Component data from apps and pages
-=-=-=-=-

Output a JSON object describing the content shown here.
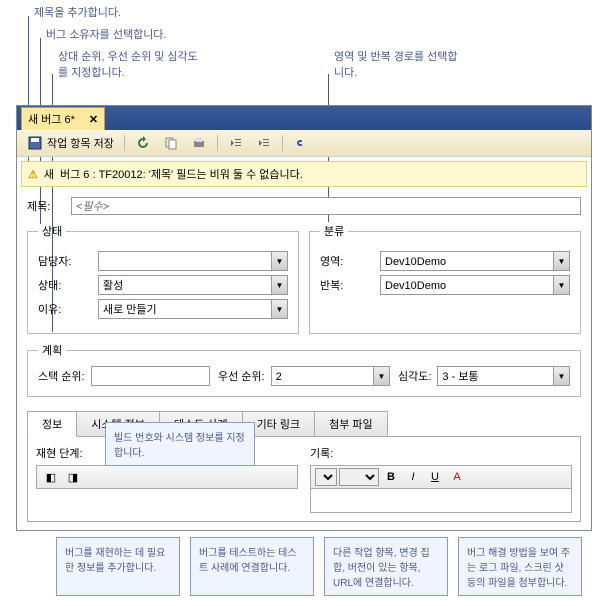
{
  "callouts": {
    "top1": "제목을 추가합니다.",
    "top2": "버그 소유자를 선택합니다.",
    "top3": "상대 순위, 우선 순위 및 심각도를 지정합니다.",
    "top4": "영역 및 반복 경로를 선택합니다."
  },
  "tab": {
    "label": "새 버그 6*",
    "close": "✕"
  },
  "toolbar": {
    "save_label": "작업 항목 저장"
  },
  "warning": {
    "prefix": "새",
    "text": "버그 6 : TF20012: '제목' 필드는 비워 둘 수 없습니다."
  },
  "form": {
    "title_label": "제목:",
    "title_placeholder": "<필수>",
    "status_legend": "상태",
    "assignee_label": "담당자:",
    "assignee_value": "",
    "state_label": "상태:",
    "state_value": "활성",
    "reason_label": "이유:",
    "reason_value": "새로 만들기",
    "class_legend": "분류",
    "area_label": "영역:",
    "area_value": "Dev10Demo",
    "iter_label": "반복:",
    "iter_value": "Dev10Demo",
    "plan_legend": "계획",
    "stack_label": "스택 순위:",
    "stack_value": "",
    "priority_label": "우선 순위:",
    "priority_value": "2",
    "severity_label": "심각도:",
    "severity_value": "3 - 보통"
  },
  "lower_tabs": [
    "정보",
    "시스템 정보",
    "테스트 사례",
    "기타 링크",
    "첨부 파일"
  ],
  "lower": {
    "repro_label": "재현 단계:",
    "history_label": "기록:"
  },
  "inline_annot": "빌드 번호와 시스템 정보를 지정합니다.",
  "bottom_annots": [
    "버그를 재현하는 데 필요한 정보를 추가합니다.",
    "버그를 테스트하는 테스트 사례에 연결합니다.",
    "다른 작업 항목, 변경 집합, 버전이 있는 항목, URL에 연결합니다.",
    "버그 해결 방법을 보여 주는 로그 파일, 스크린 샷 등의 파일을 첨부합니다."
  ]
}
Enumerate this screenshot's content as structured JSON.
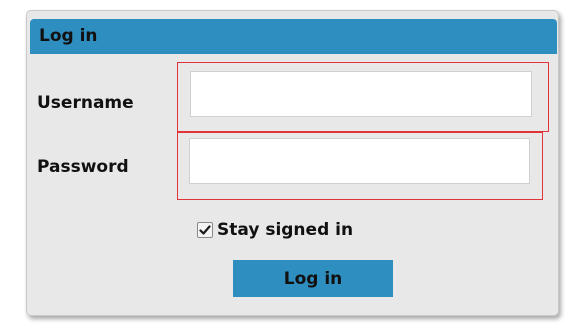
{
  "login_panel": {
    "title": "Log in",
    "username": {
      "label": "Username",
      "value": "",
      "placeholder": ""
    },
    "password": {
      "label": "Password",
      "value": "",
      "placeholder": ""
    },
    "remember": {
      "label": "Stay signed in",
      "checked": true,
      "icon": "checkmark-icon"
    },
    "submit_label": "Log in"
  },
  "colors": {
    "header_bg": "#2f8ec0",
    "button_bg": "#2f8ec0",
    "panel_bg": "#e8e8e8",
    "highlight_border": "#e0343a"
  }
}
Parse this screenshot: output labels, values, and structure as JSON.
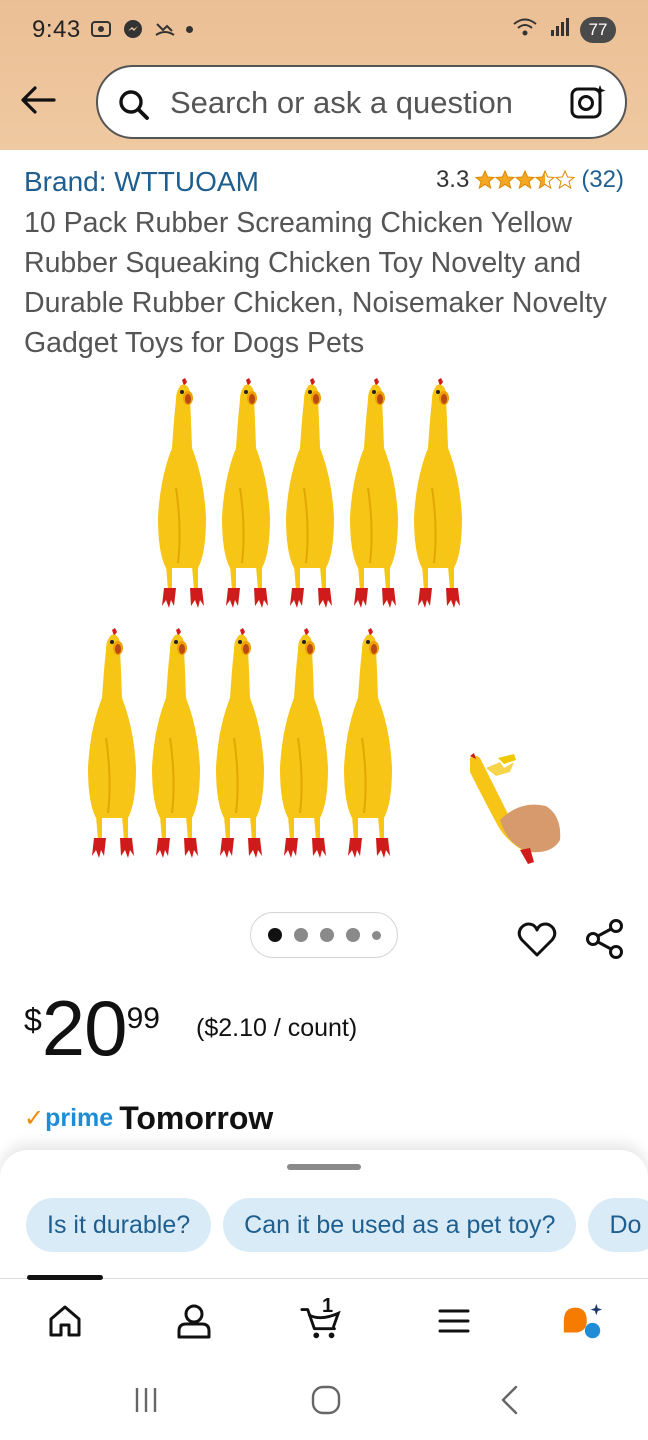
{
  "status_bar": {
    "time": "9:43",
    "battery": "77"
  },
  "search": {
    "placeholder": "Search or ask a question"
  },
  "product": {
    "brand": "Brand: WTTUOAM",
    "rating_value": "3.3",
    "rating_stars": 3.5,
    "rating_count": "(32)",
    "title": "10 Pack Rubber Screaming Chicken Yellow Rubber Squeaking Chicken Toy Novelty and Durable Rubber Chicken, Noisemaker Novelty Gadget Toys for Dogs Pets",
    "image_count": 5,
    "current_image": 1
  },
  "price": {
    "symbol": "$",
    "whole": "20",
    "fraction": "99",
    "unit_price": "($2.10 / count)"
  },
  "delivery": {
    "prime_label": "prime",
    "text": "Tomorrow"
  },
  "questions": [
    {
      "label": "Is it durable?"
    },
    {
      "label": "Can it be used as a pet toy?"
    },
    {
      "label": "Do"
    }
  ],
  "bottom_nav": {
    "cart_count": "1",
    "items": [
      "home-icon",
      "account-icon",
      "cart-icon",
      "menu-icon",
      "rufus-icon"
    ]
  },
  "colors": {
    "header_bg": "#ebbf95",
    "link": "#1f5f8f",
    "star": "#f5a623",
    "prime_blue": "#1f8dd6",
    "chip_bg": "#d9ebf7"
  }
}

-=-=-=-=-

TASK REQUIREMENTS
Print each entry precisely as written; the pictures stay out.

RESPONSE TO THIS TASK
Output a JSON object describing the content shown here.
{
  "callouts": {
    "top1": "제목을 추가합니다.",
    "top2": "버그 소유자를 선택합니다.",
    "top3": "상대 순위, 우선 순위 및 심각도를 지정합니다.",
    "top4": "영역 및 반복 경로를 선택합니다."
  },
  "tab": {
    "label": "새 버그 6*",
    "close": "✕"
  },
  "toolbar": {
    "save_label": "작업 항목 저장"
  },
  "warning": {
    "prefix": "새",
    "text": "버그 6 : TF20012: '제목' 필드는 비워 둘 수 없습니다."
  },
  "form": {
    "title_label": "제목:",
    "title_placeholder": "<필수>",
    "status_legend": "상태",
    "assignee_label": "담당자:",
    "assignee_value": "",
    "state_label": "상태:",
    "state_value": "활성",
    "reason_label": "이유:",
    "reason_value": "새로 만들기",
    "class_legend": "분류",
    "area_label": "영역:",
    "area_value": "Dev10Demo",
    "iter_label": "반복:",
    "iter_value": "Dev10Demo",
    "plan_legend": "계획",
    "stack_label": "스택 순위:",
    "stack_value": "",
    "priority_label": "우선 순위:",
    "priority_value": "2",
    "severity_label": "심각도:",
    "severity_value": "3 - 보통"
  },
  "lower_tabs": [
    "정보",
    "시스템 정보",
    "테스트 사례",
    "기타 링크",
    "첨부 파일"
  ],
  "lower": {
    "repro_label": "재현 단계:",
    "history_label": "기록:"
  },
  "inline_annot": "빌드 번호와 시스템 정보를 지정합니다.",
  "bottom_annots": [
    "버그를 재현하는 데 필요한 정보를 추가합니다.",
    "버그를 테스트하는 테스트 사례에 연결합니다.",
    "다른 작업 항목, 변경 집합, 버전이 있는 항목, URL에 연결합니다.",
    "버그 해결 방법을 보여 주는 로그 파일, 스크린 샷 등의 파일을 첨부합니다."
  ]
}
Enumerate this screenshot's content as structured JSON.
{
  "login_panel": {
    "title": "Log in",
    "username": {
      "label": "Username",
      "value": "",
      "placeholder": ""
    },
    "password": {
      "label": "Password",
      "value": "",
      "placeholder": ""
    },
    "remember": {
      "label": "Stay signed in",
      "checked": true,
      "icon": "checkmark-icon"
    },
    "submit_label": "Log in"
  },
  "colors": {
    "header_bg": "#2f8ec0",
    "button_bg": "#2f8ec0",
    "panel_bg": "#e8e8e8",
    "highlight_border": "#e0343a"
  }
}
Parse this screenshot: output labels, values, and structure as JSON.
{
  "status_bar": {
    "time": "9:43",
    "battery": "77"
  },
  "search": {
    "placeholder": "Search or ask a question"
  },
  "product": {
    "brand": "Brand: WTTUOAM",
    "rating_value": "3.3",
    "rating_stars": 3.5,
    "rating_count": "(32)",
    "title": "10 Pack Rubber Screaming Chicken Yellow Rubber Squeaking Chicken Toy Novelty and Durable Rubber Chicken, Noisemaker Novelty Gadget Toys for Dogs Pets",
    "image_count": 5,
    "current_image": 1
  },
  "price": {
    "symbol": "$",
    "whole": "20",
    "fraction": "99",
    "unit_price": "($2.10 / count)"
  },
  "delivery": {
    "prime_label": "prime",
    "text": "Tomorrow"
  },
  "questions": [
    {
      "label": "Is it durable?"
    },
    {
      "label": "Can it be used as a pet toy?"
    },
    {
      "label": "Do"
    }
  ],
  "bottom_nav": {
    "cart_count": "1",
    "items": [
      "home-icon",
      "account-icon",
      "cart-icon",
      "menu-icon",
      "rufus-icon"
    ]
  },
  "colors": {
    "header_bg": "#ebbf95",
    "link": "#1f5f8f",
    "star": "#f5a623",
    "prime_blue": "#1f8dd6",
    "chip_bg": "#d9ebf7"
  }
}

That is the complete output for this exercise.